+++ RECORDS SUPPLIED

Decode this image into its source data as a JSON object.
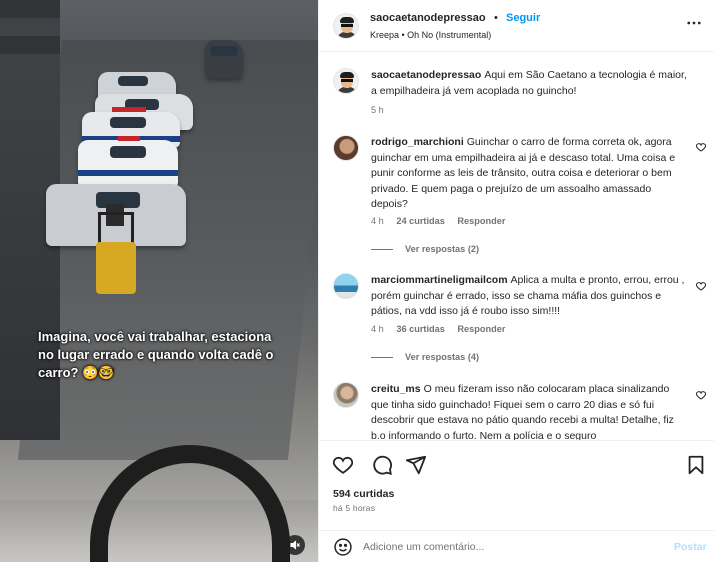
{
  "post": {
    "username": "saocaetanodepressao",
    "separator": "•",
    "follow_label": "Seguir",
    "music": "Kreepa • Oh No (Instrumental)",
    "more_icon": "more-horizontal-icon",
    "video_caption": "Imagina, você vai trabalhar, estaciona no lugar errado e quando volta cadê o carro? 😳🤓"
  },
  "comments": [
    {
      "username": "saocaetanodepressao",
      "text": "Aqui em São Caetano a tecnologia é maior, a empilhadeira já vem acoplada no guincho!",
      "time": "5 h"
    },
    {
      "username": "rodrigo_marchioni",
      "text": "Guinchar o carro de forma correta ok, agora guinchar em uma empilhadeira ai já e descaso total. Uma coisa e punir conforme as leis de trânsito, outra coisa e deteriorar o bem privado. E quem paga o prejuízo de um assoalho amassado depois?",
      "time": "4 h",
      "likes": "24 curtidas",
      "reply_label": "Responder",
      "view_replies": "Ver respostas (2)"
    },
    {
      "username": "marciommartineligmailcom",
      "text": "Aplica a multa e pronto, errou, errou , porém guinchar é errado, isso se chama máfia dos guinchos e pátios, na vdd isso já é roubo isso sim!!!!",
      "time": "4 h",
      "likes": "36 curtidas",
      "reply_label": "Responder",
      "view_replies": "Ver respostas (4)"
    },
    {
      "username": "creitu_ms",
      "text": "O meu fizeram isso não colocaram placa sinalizando que tinha sido guinchado! Fiquei sem o carro 20 dias e só fui descobrir que estava no pátio quando recebi a multa! Detalhe, fiz b.o informando o furto. Nem a polícia e o seguro"
    }
  ],
  "actions": {
    "icons": [
      "heart-icon",
      "comment-icon",
      "share-icon",
      "bookmark-icon"
    ],
    "likes": "594 curtidas",
    "time": "há 5 horas"
  },
  "add_comment": {
    "placeholder": "Adicione um comentário...",
    "post_label": "Postar"
  },
  "colors": {
    "accent": "#0095f6",
    "post_disabled": "#b2dffc",
    "text": "#262626",
    "muted": "#737373"
  }
}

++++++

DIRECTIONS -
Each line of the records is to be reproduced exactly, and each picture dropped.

EXERCISE OUTPUT -
Decode this image into its source data as a JSON object.
{
  "post": {
    "username": "saocaetanodepressao",
    "separator": "•",
    "follow_label": "Seguir",
    "music": "Kreepa • Oh No (Instrumental)",
    "more_icon": "more-horizontal-icon",
    "video_caption": "Imagina, você vai trabalhar, estaciona no lugar errado e quando volta cadê o carro? 😳🤓"
  },
  "comments": [
    {
      "username": "saocaetanodepressao",
      "text": "Aqui em São Caetano a tecnologia é maior, a empilhadeira já vem acoplada no guincho!",
      "time": "5 h"
    },
    {
      "username": "rodrigo_marchioni",
      "text": "Guinchar o carro de forma correta ok, agora guinchar em uma empilhadeira ai já e descaso total. Uma coisa e punir conforme as leis de trânsito, outra coisa e deteriorar o bem privado. E quem paga o prejuízo de um assoalho amassado depois?",
      "time": "4 h",
      "likes": "24 curtidas",
      "reply_label": "Responder",
      "view_replies": "Ver respostas (2)"
    },
    {
      "username": "marciommartineligmailcom",
      "text": "Aplica a multa e pronto, errou, errou , porém guinchar é errado, isso se chama máfia dos guinchos e pátios, na vdd isso já é roubo isso sim!!!!",
      "time": "4 h",
      "likes": "36 curtidas",
      "reply_label": "Responder",
      "view_replies": "Ver respostas (4)"
    },
    {
      "username": "creitu_ms",
      "text": "O meu fizeram isso não colocaram placa sinalizando que tinha sido guinchado! Fiquei sem o carro 20 dias e só fui descobrir que estava no pátio quando recebi a multa! Detalhe, fiz b.o informando o furto. Nem a polícia e o seguro"
    }
  ],
  "actions": {
    "icons": [
      "heart-icon",
      "comment-icon",
      "share-icon",
      "bookmark-icon"
    ],
    "likes": "594 curtidas",
    "time": "há 5 horas"
  },
  "add_comment": {
    "placeholder": "Adicione um comentário...",
    "post_label": "Postar"
  },
  "colors": {
    "accent": "#0095f6",
    "post_disabled": "#b2dffc",
    "text": "#262626",
    "muted": "#737373"
  }
}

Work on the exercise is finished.